Chris, Tracy and I met studying for the WSET Diploma. Tracy is located in Richmond and Chris will teach in the Reston area of Northern Virginia while I hold down the fort in Charlottesville. Once we have the teaching portion of WSET rolling there are lots of plans to expand into less formal educational experiences, the first of which is a tasting/educational seminar to be held at the Broadbent Selections office in Richmond on November 27th. Tracy will be taking the lead on tasting bubbles and because we have been making sparkling wine here at Veritas for over ten years I going to take the lead (not for too long) on the fascinating nuances of sparkling wine production.
It is also worth mentioning that Bartholomew Broadbent has agreed to be a member of our advisory committee as well as Steven Spurrier, one of the lead editors of Decanter and the famed organizer of the Judgment of Paris that was portrayed in the movie Bottle Shock.
Person of the Moment: Molly O’Halloran

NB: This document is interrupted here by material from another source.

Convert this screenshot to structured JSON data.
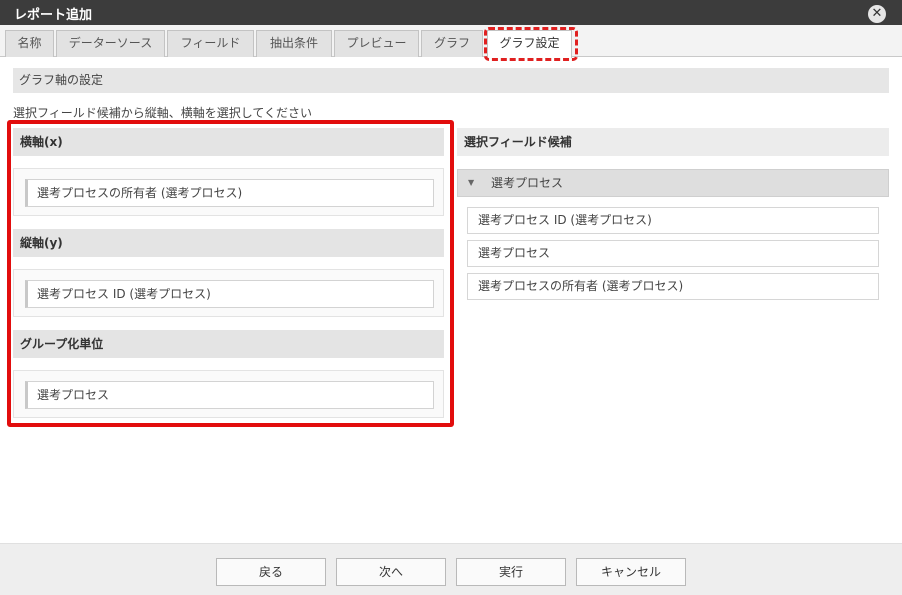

I am pretty sure Molly has been featured before in the newsletter but Molly, who has been with us since (almost) the very beginning of Veritas deserves a second laudation, if only for hanging in with us for so long. Do you realize that whenever I write a newsletter or article for The Grape Press it is Molly who makes sure of the grammatical correctness of my musings? When it is time to do payroll it is Molly who handles it. Likewise with liquor tax, income tax and any old tax that you can think of. Almost every vacation that Patricia and I have taken Molly has arranged for the phones to work, be it in China or in France. And most importantly, Molly makes sure the credit cards do not to bounce. Through thick and thin Molly has kept us afloat and for that we are forever grateful.
December will be here before you know it and we have two exciting events to look forward to. The first is our annual Sing-A-Long Christmas Caroling Event, which will be held on December 8th. Stay tuned for details. And then of course is our ever-popular and bubbly-filled Masked Ball to ring in 2018. Tickets are on sale here, but hurry, we always sell out!
After Isla, Chloe’s and Elliot’s daughter, our latest addition to the family is Finnegan, known his friends as “Finn.” He looks like a fluff ball and is the result of Australian polygenetic dog breeding he is part poodle, part retriever and part of something from Australia and despite that or more likely because of that he is an absolute love. He is Charlotte’s reward for graduating from thumb sucking.
Patricia and I just returned from ten days in Portugal. The tour, organized by Richard Hewitt of Vino Tours, was a huge success and unlike most tours of Portugal it did not feature the usual Douro where they have been making port for the British since the treaty of Methuen in 1705. We visited an up and coming wine region just southeast of Lisbon called the Alentejo. Everything you may have heard about Portugal is true; lovely climate, lovely wine outstanding food, and most of all lovely people who actually enjoy speaking their second language, English!
Our grand girls are growing so fast that when people ask me how old they are now I have to stop and think, so here they are in age sequence, starting with Amelia.
And of course the wee bairn Isla, dressed up as Curious George for Halloween!
Well folks, as you can see, life is as eventful as ever at Veritas as the leaves of the trees explode with fiery color. Ahead lies Thanksgiving and then Christmas to soften the prospect of winter.
From all of us at Veritas, where all the women are happy and all the men make sure they stay that way, be well and have a wonderful Thanksgiving and Holiday Season!
Co-Founder of The Virginia Wine Academy
Veritas Emeritus Bottle Washer